PROBLEM DETAILS :: Copy every line of the records below that holds the word "wavyF".

(PROVIDED INFORMATION Opens)

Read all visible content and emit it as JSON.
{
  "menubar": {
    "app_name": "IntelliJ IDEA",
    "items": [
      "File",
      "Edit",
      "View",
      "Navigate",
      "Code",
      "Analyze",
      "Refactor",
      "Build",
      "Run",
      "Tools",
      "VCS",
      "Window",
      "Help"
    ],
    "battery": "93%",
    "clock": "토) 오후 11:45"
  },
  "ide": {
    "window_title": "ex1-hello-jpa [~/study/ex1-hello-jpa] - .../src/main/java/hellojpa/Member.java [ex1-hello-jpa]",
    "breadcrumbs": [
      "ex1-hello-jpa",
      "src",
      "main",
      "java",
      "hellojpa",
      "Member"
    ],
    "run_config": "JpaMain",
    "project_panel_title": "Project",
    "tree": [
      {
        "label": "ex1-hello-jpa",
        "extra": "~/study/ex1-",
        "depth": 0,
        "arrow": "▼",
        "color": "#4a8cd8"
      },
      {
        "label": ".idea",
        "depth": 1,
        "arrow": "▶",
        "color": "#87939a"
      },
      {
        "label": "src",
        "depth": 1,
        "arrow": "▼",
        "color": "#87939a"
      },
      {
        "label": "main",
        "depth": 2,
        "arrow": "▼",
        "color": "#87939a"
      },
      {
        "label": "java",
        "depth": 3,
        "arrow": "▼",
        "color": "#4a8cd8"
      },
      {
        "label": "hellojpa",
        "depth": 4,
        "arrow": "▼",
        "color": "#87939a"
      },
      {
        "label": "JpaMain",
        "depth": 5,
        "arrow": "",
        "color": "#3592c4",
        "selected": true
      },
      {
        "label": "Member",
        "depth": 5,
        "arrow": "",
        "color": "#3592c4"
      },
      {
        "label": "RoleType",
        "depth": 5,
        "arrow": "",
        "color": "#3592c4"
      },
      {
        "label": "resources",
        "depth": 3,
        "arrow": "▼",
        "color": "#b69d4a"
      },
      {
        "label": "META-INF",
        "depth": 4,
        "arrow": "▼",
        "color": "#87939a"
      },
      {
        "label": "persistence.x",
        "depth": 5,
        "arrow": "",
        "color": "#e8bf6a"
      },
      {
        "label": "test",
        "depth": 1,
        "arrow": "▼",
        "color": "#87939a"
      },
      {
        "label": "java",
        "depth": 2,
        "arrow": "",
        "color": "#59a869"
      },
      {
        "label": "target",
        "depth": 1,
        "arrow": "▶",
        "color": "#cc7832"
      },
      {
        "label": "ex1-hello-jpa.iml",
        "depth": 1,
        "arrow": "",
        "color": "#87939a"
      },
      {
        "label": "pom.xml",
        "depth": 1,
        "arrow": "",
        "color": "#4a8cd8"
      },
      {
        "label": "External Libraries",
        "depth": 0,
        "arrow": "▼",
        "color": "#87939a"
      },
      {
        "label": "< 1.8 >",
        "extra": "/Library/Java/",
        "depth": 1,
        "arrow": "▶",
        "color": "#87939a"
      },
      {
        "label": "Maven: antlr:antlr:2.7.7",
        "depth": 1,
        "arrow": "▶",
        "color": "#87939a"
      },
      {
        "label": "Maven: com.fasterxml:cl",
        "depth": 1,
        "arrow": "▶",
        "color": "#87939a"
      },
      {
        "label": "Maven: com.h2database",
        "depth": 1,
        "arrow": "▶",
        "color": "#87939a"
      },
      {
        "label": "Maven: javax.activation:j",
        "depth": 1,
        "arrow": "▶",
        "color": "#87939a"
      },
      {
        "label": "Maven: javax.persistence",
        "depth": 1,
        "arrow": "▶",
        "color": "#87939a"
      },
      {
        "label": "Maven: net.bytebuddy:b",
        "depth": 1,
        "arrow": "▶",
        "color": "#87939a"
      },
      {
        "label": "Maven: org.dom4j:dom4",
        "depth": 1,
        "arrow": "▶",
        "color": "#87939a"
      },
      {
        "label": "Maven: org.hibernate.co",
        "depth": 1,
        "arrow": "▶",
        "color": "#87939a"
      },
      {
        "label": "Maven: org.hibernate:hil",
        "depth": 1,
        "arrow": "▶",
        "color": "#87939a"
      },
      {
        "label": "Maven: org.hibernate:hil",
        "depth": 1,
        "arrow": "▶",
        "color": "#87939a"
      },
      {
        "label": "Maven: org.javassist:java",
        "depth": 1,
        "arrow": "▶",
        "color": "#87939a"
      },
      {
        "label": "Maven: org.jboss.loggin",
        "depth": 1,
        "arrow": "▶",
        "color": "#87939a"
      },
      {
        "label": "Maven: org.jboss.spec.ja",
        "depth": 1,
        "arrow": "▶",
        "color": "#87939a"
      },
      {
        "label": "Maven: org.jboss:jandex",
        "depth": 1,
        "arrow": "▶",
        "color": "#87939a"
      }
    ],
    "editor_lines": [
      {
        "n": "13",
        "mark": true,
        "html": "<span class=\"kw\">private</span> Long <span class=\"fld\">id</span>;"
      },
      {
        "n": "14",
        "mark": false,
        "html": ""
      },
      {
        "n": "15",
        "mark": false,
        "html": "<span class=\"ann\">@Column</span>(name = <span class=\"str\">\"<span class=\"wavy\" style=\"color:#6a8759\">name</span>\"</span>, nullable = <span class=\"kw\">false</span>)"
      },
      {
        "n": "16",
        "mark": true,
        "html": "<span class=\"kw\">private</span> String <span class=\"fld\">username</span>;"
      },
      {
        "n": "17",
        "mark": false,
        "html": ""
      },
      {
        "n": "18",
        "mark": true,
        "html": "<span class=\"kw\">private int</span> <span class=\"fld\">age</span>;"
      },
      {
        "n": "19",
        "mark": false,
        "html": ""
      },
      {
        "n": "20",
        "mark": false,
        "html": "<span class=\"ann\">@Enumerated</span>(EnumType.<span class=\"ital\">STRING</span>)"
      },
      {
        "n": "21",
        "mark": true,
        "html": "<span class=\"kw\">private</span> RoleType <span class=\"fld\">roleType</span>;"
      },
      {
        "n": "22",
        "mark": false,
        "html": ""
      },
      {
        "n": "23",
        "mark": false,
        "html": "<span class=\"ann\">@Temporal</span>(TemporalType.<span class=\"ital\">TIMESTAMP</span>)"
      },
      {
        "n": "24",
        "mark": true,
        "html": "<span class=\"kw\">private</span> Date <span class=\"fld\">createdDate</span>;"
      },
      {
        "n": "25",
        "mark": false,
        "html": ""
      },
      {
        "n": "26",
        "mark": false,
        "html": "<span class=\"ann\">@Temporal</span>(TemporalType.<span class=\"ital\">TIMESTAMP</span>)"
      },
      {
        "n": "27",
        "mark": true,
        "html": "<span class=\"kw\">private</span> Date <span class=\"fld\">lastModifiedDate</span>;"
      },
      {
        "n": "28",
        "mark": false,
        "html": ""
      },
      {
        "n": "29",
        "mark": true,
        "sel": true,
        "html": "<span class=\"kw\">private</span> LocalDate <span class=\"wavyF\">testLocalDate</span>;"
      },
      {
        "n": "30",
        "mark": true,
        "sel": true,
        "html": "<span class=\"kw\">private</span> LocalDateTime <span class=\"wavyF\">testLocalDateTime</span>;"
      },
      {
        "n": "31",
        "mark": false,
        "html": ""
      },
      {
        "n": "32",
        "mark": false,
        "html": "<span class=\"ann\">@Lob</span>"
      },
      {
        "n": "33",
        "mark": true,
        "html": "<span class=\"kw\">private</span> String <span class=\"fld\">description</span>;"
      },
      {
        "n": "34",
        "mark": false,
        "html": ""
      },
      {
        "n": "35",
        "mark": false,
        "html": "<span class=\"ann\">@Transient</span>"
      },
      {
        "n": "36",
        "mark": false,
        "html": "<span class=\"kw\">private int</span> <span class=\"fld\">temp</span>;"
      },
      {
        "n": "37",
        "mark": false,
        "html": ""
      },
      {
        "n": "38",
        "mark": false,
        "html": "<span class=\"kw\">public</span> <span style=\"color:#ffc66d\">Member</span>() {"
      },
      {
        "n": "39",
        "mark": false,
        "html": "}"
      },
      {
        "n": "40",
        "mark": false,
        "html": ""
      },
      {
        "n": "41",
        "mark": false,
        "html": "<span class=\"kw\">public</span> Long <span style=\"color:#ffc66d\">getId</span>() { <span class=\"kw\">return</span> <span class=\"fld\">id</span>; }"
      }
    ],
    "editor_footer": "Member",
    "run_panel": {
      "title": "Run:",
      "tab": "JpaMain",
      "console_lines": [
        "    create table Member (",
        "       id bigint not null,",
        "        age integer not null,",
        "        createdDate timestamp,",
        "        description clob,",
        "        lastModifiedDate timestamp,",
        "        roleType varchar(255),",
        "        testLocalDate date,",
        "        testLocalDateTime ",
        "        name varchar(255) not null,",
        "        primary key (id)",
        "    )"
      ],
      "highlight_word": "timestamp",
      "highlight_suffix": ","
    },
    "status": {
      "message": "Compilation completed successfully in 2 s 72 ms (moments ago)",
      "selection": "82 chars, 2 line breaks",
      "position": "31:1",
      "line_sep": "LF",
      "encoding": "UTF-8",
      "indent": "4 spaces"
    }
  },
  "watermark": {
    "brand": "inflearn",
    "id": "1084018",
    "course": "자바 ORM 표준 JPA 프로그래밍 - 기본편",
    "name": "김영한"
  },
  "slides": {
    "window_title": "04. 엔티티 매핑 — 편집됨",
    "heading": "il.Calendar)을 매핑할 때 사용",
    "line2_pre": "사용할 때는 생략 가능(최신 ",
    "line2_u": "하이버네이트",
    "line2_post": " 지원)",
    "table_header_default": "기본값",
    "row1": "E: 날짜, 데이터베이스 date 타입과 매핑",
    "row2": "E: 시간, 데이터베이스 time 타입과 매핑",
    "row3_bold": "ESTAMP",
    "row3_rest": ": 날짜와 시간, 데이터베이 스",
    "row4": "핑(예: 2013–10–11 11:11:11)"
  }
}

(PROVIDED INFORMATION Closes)

FINISHED EXERCISE ::
        "html": "<span class=\"kw\">private</span> LocalDate <span class=\"wavyF\">testLocalDate</span>;"
        "html": "<span class=\"kw\">private</span> LocalDateTime <span class=\"wavyF\">testLocalDateTime</span>;"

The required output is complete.